● The problem
Below are lines of data. Give the number of them that contain the string "count", and nothing else.

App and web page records
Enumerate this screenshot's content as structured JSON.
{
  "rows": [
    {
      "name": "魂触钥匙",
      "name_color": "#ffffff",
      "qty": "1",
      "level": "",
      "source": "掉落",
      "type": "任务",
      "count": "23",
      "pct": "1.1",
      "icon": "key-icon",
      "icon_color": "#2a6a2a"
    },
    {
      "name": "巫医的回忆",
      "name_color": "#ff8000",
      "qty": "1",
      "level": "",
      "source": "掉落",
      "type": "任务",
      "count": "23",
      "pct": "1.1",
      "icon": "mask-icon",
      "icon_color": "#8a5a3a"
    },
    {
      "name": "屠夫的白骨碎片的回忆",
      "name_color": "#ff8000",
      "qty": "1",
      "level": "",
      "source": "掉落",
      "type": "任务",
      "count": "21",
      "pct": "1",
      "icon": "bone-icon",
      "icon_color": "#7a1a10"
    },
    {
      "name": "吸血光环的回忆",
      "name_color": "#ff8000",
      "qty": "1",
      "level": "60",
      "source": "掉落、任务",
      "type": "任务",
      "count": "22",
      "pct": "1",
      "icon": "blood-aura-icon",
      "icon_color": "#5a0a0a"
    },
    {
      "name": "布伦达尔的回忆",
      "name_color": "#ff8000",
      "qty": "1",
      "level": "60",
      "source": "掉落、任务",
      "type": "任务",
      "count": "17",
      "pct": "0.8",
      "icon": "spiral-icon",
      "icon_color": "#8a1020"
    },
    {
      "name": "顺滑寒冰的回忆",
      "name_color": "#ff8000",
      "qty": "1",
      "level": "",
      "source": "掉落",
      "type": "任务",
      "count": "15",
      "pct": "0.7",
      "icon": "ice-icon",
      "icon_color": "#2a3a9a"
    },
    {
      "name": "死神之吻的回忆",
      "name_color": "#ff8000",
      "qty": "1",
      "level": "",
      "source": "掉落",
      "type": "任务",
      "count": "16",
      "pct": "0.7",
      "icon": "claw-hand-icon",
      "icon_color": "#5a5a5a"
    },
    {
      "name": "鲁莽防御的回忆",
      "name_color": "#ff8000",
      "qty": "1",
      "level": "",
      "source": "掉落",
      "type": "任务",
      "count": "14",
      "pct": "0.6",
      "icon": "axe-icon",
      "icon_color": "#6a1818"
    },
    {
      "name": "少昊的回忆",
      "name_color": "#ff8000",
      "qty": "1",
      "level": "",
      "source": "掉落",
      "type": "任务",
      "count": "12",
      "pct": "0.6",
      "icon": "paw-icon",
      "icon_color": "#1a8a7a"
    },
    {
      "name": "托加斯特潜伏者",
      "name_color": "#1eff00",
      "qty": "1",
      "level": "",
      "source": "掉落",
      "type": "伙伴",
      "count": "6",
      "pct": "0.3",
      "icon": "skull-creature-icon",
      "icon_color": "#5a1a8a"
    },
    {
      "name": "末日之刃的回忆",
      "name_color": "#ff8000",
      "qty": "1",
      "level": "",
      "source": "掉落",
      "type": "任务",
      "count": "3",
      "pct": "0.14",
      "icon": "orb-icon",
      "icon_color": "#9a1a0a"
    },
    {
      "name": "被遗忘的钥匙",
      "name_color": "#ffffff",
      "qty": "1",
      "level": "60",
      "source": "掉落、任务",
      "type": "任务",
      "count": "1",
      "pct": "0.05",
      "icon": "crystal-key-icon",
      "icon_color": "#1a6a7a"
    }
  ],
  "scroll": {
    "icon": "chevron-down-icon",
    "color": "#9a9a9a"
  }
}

● Result
12